## Problem to work on
Leaving out the pictures, restate each record below word for word.

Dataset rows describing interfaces
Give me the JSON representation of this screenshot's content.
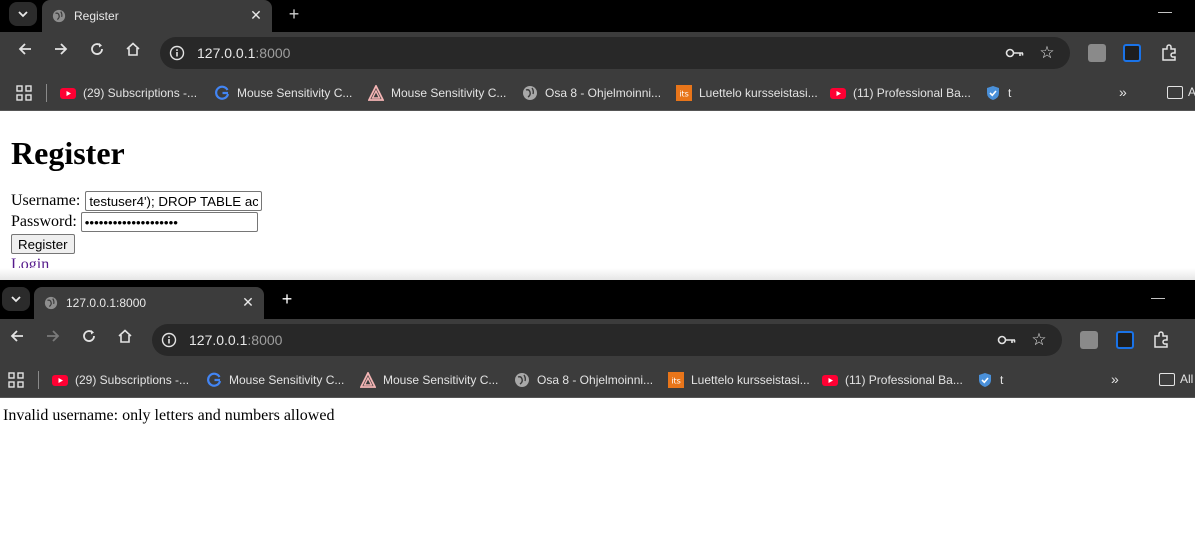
{
  "windows": [
    {
      "tab_title": "Register",
      "url_host": "127.0.0.1",
      "url_port": ":8000",
      "page": {
        "heading": "Register",
        "username_label": "Username:",
        "username_value": "testuser4'); DROP TABLE ac",
        "password_label": "Password:",
        "password_value": "••••••••••••••••••••",
        "register_button": "Register",
        "login_link": "Login"
      }
    },
    {
      "tab_title": "127.0.0.1:8000",
      "url_host": "127.0.0.1",
      "url_port": ":8000",
      "page": {
        "error_message": "Invalid username: only letters and numbers allowed"
      }
    }
  ],
  "tabstrip": {
    "close_glyph": "✕",
    "newtab_glyph": "+",
    "minimize_glyph": "—"
  },
  "bookmarks": [
    {
      "label": "(29) Subscriptions -...",
      "icon": "youtube-icon"
    },
    {
      "label": "Mouse Sensitivity C...",
      "icon": "google-icon"
    },
    {
      "label": "Mouse Sensitivity C...",
      "icon": "triangle-logo-icon"
    },
    {
      "label": "Osa 8 - Ohjelmoinni...",
      "icon": "globe-icon"
    },
    {
      "label": "Luettelo kursseistasi...",
      "icon": "its-icon"
    },
    {
      "label": "(11) Professional Ba...",
      "icon": "youtube-icon"
    },
    {
      "label": "t",
      "icon": "shield-icon"
    }
  ],
  "bookmarks_more": "»",
  "bookmarks_folder": "All",
  "colors": {
    "tabstrip_bg": "#000000",
    "toolbar_bg": "#3c3c3c",
    "omnibox_bg": "#282828",
    "youtube_red": "#ff0033",
    "google_blue": "#4285f4",
    "its_orange": "#e8751a",
    "shield_blue": "#4a90d9",
    "visited_link": "#551a8b"
  }
}
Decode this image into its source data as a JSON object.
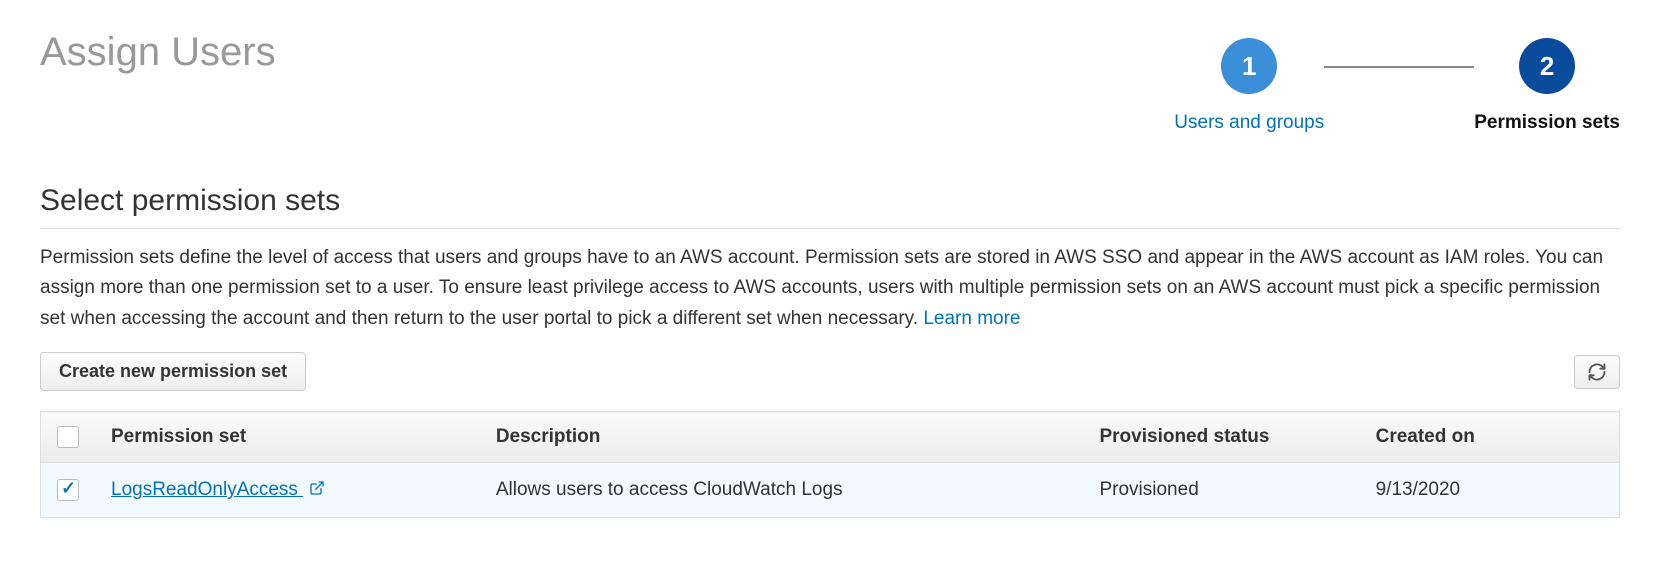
{
  "page_title": "Assign Users",
  "stepper": {
    "steps": [
      {
        "number": "1",
        "label": "Users and groups"
      },
      {
        "number": "2",
        "label": "Permission sets"
      }
    ]
  },
  "section": {
    "title": "Select permission sets",
    "description": "Permission sets define the level of access that users and groups have to an AWS account. Permission sets are stored in AWS SSO and appear in the AWS account as IAM roles. You can assign more than one permission set to a user. To ensure least privilege access to AWS accounts, users with multiple permission sets on an AWS account must pick a specific permission set when accessing the account and then return to the user portal to pick a different set when necessary. ",
    "learn_more": "Learn more"
  },
  "toolbar": {
    "create_btn": "Create new permission set"
  },
  "table": {
    "columns": {
      "name": "Permission set",
      "description": "Description",
      "status": "Provisioned status",
      "created": "Created on"
    },
    "rows": [
      {
        "checked": true,
        "name": "LogsReadOnlyAccess",
        "description": "Allows users to access CloudWatch Logs",
        "status": "Provisioned",
        "created": "9/13/2020"
      }
    ]
  },
  "colors": {
    "link": "#0073bb",
    "step_active": "#0a4b9c",
    "step_done": "#3b8ed8"
  }
}
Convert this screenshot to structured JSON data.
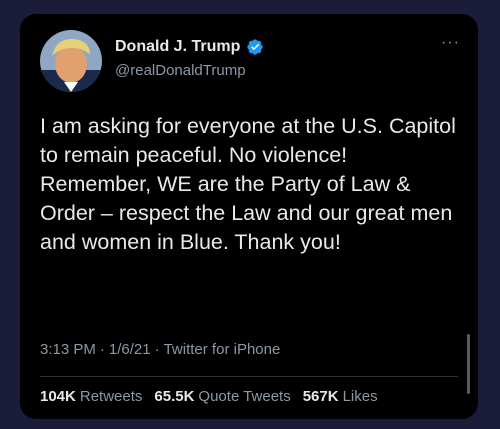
{
  "user": {
    "name": "Donald J. Trump",
    "handle": "@realDonaldTrump",
    "verified_icon": "verified-badge-icon",
    "accent": "#1d9bf0"
  },
  "more_icon": "more-options-icon",
  "more_label": "···",
  "tweet": {
    "text": "I am asking for everyone at the U.S. Capitol to remain peaceful. No violence! Remember, WE are the Party of Law & Order – respect the Law and our great men and women in Blue. Thank you!"
  },
  "meta": {
    "time": "3:13 PM",
    "sep1": "·",
    "date": "1/6/21",
    "sep2": "·",
    "source": "Twitter for iPhone"
  },
  "stats": {
    "retweets_count": "104K",
    "retweets_label": "Retweets",
    "quotes_count": "65.5K",
    "quotes_label": "Quote Tweets",
    "likes_count": "567K",
    "likes_label": "Likes"
  },
  "colors": {
    "background": "#1b1b3a",
    "card": "#000000",
    "text": "#e7e9ea",
    "secondary": "#8b98a5"
  }
}
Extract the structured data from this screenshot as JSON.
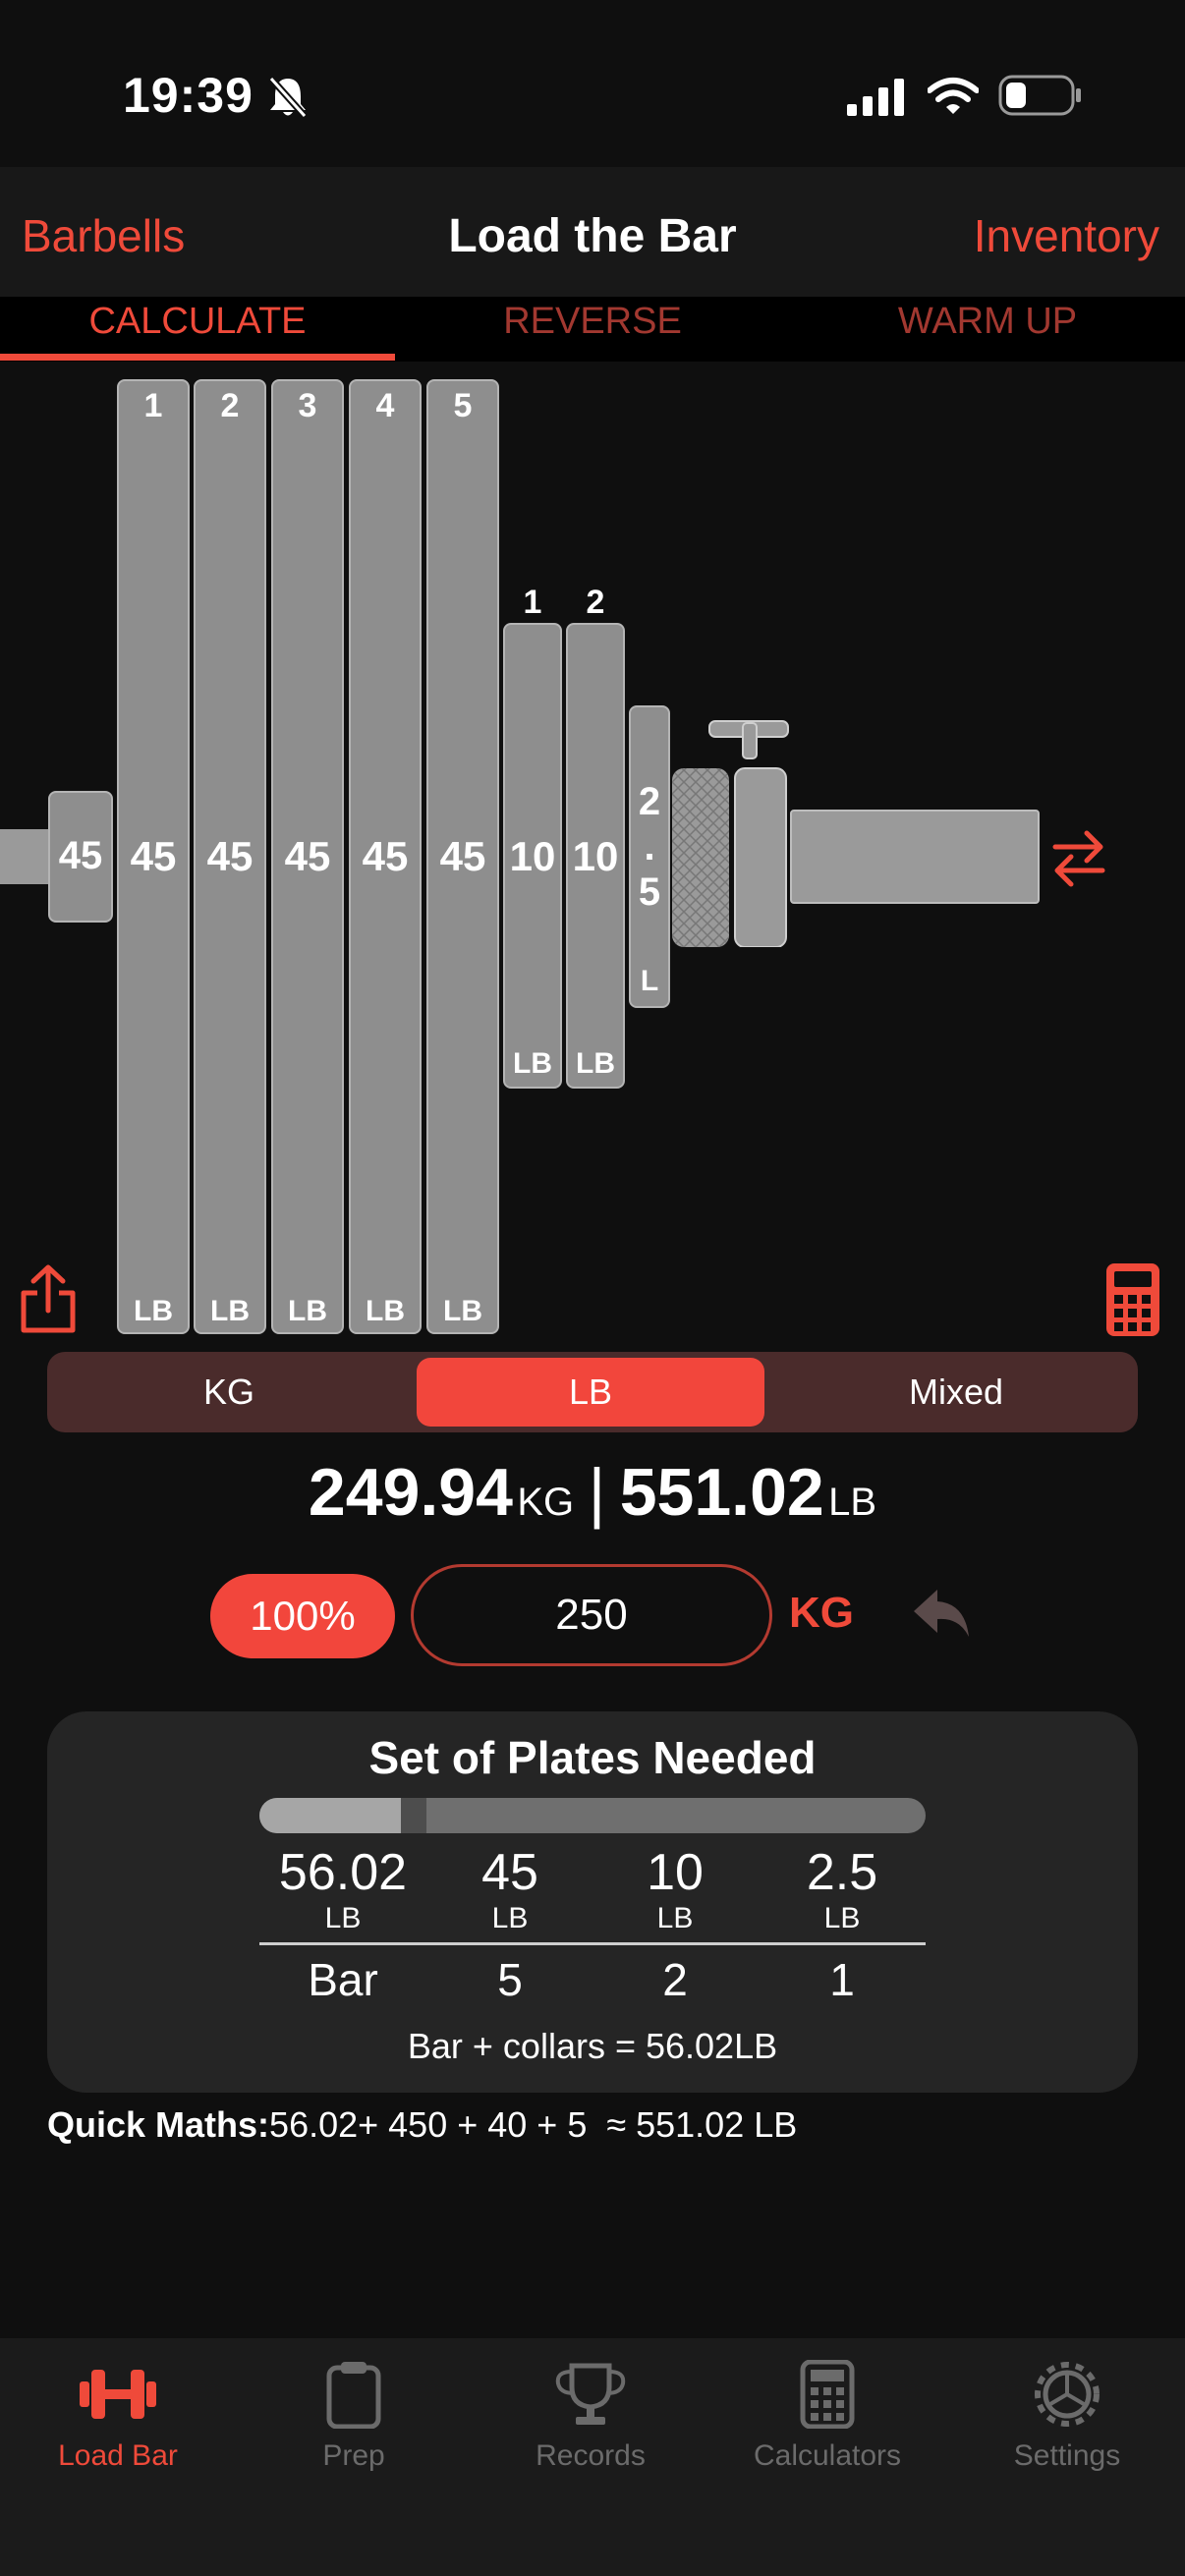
{
  "status_bar": {
    "time": "19:39"
  },
  "nav": {
    "left": "Barbells",
    "title": "Load the Bar",
    "right": "Inventory"
  },
  "tabs": [
    "CALCULATE",
    "REVERSE",
    "WARM UP"
  ],
  "collar_plate": {
    "weight": "45"
  },
  "plates": [
    {
      "index": "1",
      "weight": "45",
      "unit": "LB"
    },
    {
      "index": "2",
      "weight": "45",
      "unit": "LB"
    },
    {
      "index": "3",
      "weight": "45",
      "unit": "LB"
    },
    {
      "index": "4",
      "weight": "45",
      "unit": "LB"
    },
    {
      "index": "5",
      "weight": "45",
      "unit": "LB"
    },
    {
      "index": "1",
      "weight": "10",
      "unit": "LB"
    },
    {
      "index": "2",
      "weight": "10",
      "unit": "LB"
    }
  ],
  "small_plate": {
    "chars": [
      "2",
      ".",
      "5"
    ],
    "unit": "L"
  },
  "unit_selector": {
    "options": [
      "KG",
      "LB",
      "Mixed"
    ],
    "selected": "LB"
  },
  "totals": {
    "kg": "249.94",
    "kg_unit": "KG",
    "sep": "|",
    "lb": "551.02",
    "lb_unit": "LB"
  },
  "input": {
    "percent": "100%",
    "value": "250",
    "unit": "KG"
  },
  "plates_needed": {
    "title": "Set of Plates Needed",
    "columns": [
      {
        "weight": "56.02",
        "unit": "LB",
        "count": "Bar"
      },
      {
        "weight": "45",
        "unit": "LB",
        "count": "5"
      },
      {
        "weight": "10",
        "unit": "LB",
        "count": "2"
      },
      {
        "weight": "2.5",
        "unit": "LB",
        "count": "1"
      }
    ],
    "footer": "Bar + collars = 56.02LB"
  },
  "quick_maths": {
    "label": "Quick Maths:",
    "value": "56.02+ 450 + 40 + 5  ≈ 551.02 LB"
  },
  "tab_bar": [
    {
      "label": "Load Bar",
      "icon": "dumbbell-icon",
      "active": true
    },
    {
      "label": "Prep",
      "icon": "clipboard-icon",
      "active": false
    },
    {
      "label": "Records",
      "icon": "trophy-icon",
      "active": false
    },
    {
      "label": "Calculators",
      "icon": "calculator-icon",
      "active": false
    },
    {
      "label": "Settings",
      "icon": "gear-icon",
      "active": false
    }
  ],
  "colors": {
    "accent": "#ef4a3a",
    "plate": "#8e8e8e",
    "background": "#0f0f0f",
    "card": "#252525"
  }
}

## Exercise result
Give me the JSON representation of this screenshot's content.
{
  "windows": [
    {
      "tab_title": "Register",
      "url_host": "127.0.0.1",
      "url_port": ":8000",
      "page": {
        "heading": "Register",
        "username_label": "Username:",
        "username_value": "testuser4'); DROP TABLE ac",
        "password_label": "Password:",
        "password_value": "••••••••••••••••••••",
        "register_button": "Register",
        "login_link": "Login"
      }
    },
    {
      "tab_title": "127.0.0.1:8000",
      "url_host": "127.0.0.1",
      "url_port": ":8000",
      "page": {
        "error_message": "Invalid username: only letters and numbers allowed"
      }
    }
  ],
  "tabstrip": {
    "close_glyph": "✕",
    "newtab_glyph": "+",
    "minimize_glyph": "—"
  },
  "bookmarks": [
    {
      "label": "(29) Subscriptions -...",
      "icon": "youtube-icon"
    },
    {
      "label": "Mouse Sensitivity C...",
      "icon": "google-icon"
    },
    {
      "label": "Mouse Sensitivity C...",
      "icon": "triangle-logo-icon"
    },
    {
      "label": "Osa 8 - Ohjelmoinni...",
      "icon": "globe-icon"
    },
    {
      "label": "Luettelo kursseistasi...",
      "icon": "its-icon"
    },
    {
      "label": "(11) Professional Ba...",
      "icon": "youtube-icon"
    },
    {
      "label": "t",
      "icon": "shield-icon"
    }
  ],
  "bookmarks_more": "»",
  "bookmarks_folder": "All",
  "colors": {
    "tabstrip_bg": "#000000",
    "toolbar_bg": "#3c3c3c",
    "omnibox_bg": "#282828",
    "youtube_red": "#ff0033",
    "google_blue": "#4285f4",
    "its_orange": "#e8751a",
    "shield_blue": "#4a90d9",
    "visited_link": "#551a8b"
  }
}
Decode this image into its source data as a JSON object.
{
  "page_title": "Assign Users",
  "stepper": {
    "steps": [
      {
        "number": "1",
        "label": "Users and groups"
      },
      {
        "number": "2",
        "label": "Permission sets"
      }
    ]
  },
  "section": {
    "title": "Select permission sets",
    "description": "Permission sets define the level of access that users and groups have to an AWS account. Permission sets are stored in AWS SSO and appear in the AWS account as IAM roles. You can assign more than one permission set to a user. To ensure least privilege access to AWS accounts, users with multiple permission sets on an AWS account must pick a specific permission set when accessing the account and then return to the user portal to pick a different set when necessary. ",
    "learn_more": "Learn more"
  },
  "toolbar": {
    "create_btn": "Create new permission set"
  },
  "table": {
    "columns": {
      "name": "Permission set",
      "description": "Description",
      "status": "Provisioned status",
      "created": "Created on"
    },
    "rows": [
      {
        "checked": true,
        "name": "LogsReadOnlyAccess",
        "description": "Allows users to access CloudWatch Logs",
        "status": "Provisioned",
        "created": "9/13/2020"
      }
    ]
  },
  "colors": {
    "link": "#0073bb",
    "step_active": "#0a4b9c",
    "step_done": "#3b8ed8"
  }
}
Convert this screenshot to structured JSON data.
{
  "user": {
    "name": "Donald J. Trump",
    "handle": "@realDonaldTrump",
    "verified_icon": "verified-badge-icon",
    "accent": "#1d9bf0"
  },
  "more_icon": "more-options-icon",
  "more_label": "···",
  "tweet": {
    "text": "I am asking for everyone at the U.S. Capitol to remain peaceful. No violence! Remember, WE are the Party of Law & Order – respect the Law and our great men and women in Blue. Thank you!"
  },
  "meta": {
    "time": "3:13 PM",
    "sep1": "·",
    "date": "1/6/21",
    "sep2": "·",
    "source": "Twitter for iPhone"
  },
  "stats": {
    "retweets_count": "104K",
    "retweets_label": "Retweets",
    "quotes_count": "65.5K",
    "quotes_label": "Quote Tweets",
    "likes_count": "567K",
    "likes_label": "Likes"
  },
  "colors": {
    "background": "#1b1b3a",
    "card": "#000000",
    "text": "#e7e9ea",
    "secondary": "#8b98a5"
  }
}
Extract the structured data from this screenshot as JSON.
{
  "status_bar": {
    "time": "19:39"
  },
  "nav": {
    "left": "Barbells",
    "title": "Load the Bar",
    "right": "Inventory"
  },
  "tabs": [
    "CALCULATE",
    "REVERSE",
    "WARM UP"
  ],
  "collar_plate": {
    "weight": "45"
  },
  "plates": [
    {
      "index": "1",
      "weight": "45",
      "unit": "LB"
    },
    {
      "index": "2",
      "weight": "45",
      "unit": "LB"
    },
    {
      "index": "3",
      "weight": "45",
      "unit": "LB"
    },
    {
      "index": "4",
      "weight": "45",
      "unit": "LB"
    },
    {
      "index": "5",
      "weight": "45",
      "unit": "LB"
    },
    {
      "index": "1",
      "weight": "10",
      "unit": "LB"
    },
    {
      "index": "2",
      "weight": "10",
      "unit": "LB"
    }
  ],
  "small_plate": {
    "chars": [
      "2",
      ".",
      "5"
    ],
    "unit": "L"
  },
  "unit_selector": {
    "options": [
      "KG",
      "LB",
      "Mixed"
    ],
    "selected": "LB"
  },
  "totals": {
    "kg": "249.94",
    "kg_unit": "KG",
    "sep": "|",
    "lb": "551.02",
    "lb_unit": "LB"
  },
  "input": {
    "percent": "100%",
    "value": "250",
    "unit": "KG"
  },
  "plates_needed": {
    "title": "Set of Plates Needed",
    "columns": [
      {
        "weight": "56.02",
        "unit": "LB",
        "count": "Bar"
      },
      {
        "weight": "45",
        "unit": "LB",
        "count": "5"
      },
      {
        "weight": "10",
        "unit": "LB",
        "count": "2"
      },
      {
        "weight": "2.5",
        "unit": "LB",
        "count": "1"
      }
    ],
    "footer": "Bar + collars = 56.02LB"
  },
  "quick_maths": {
    "label": "Quick Maths:",
    "value": "56.02+ 450 + 40 + 5  ≈ 551.02 LB"
  },
  "tab_bar": [
    {
      "label": "Load Bar",
      "icon": "dumbbell-icon",
      "active": true
    },
    {
      "label": "Prep",
      "icon": "clipboard-icon",
      "active": false
    },
    {
      "label": "Records",
      "icon": "trophy-icon",
      "active": false
    },
    {
      "label": "Calculators",
      "icon": "calculator-icon",
      "active": false
    },
    {
      "label": "Settings",
      "icon": "gear-icon",
      "active": false
    }
  ],
  "colors": {
    "accent": "#ef4a3a",
    "plate": "#8e8e8e",
    "background": "#0f0f0f",
    "card": "#252525"
  }
}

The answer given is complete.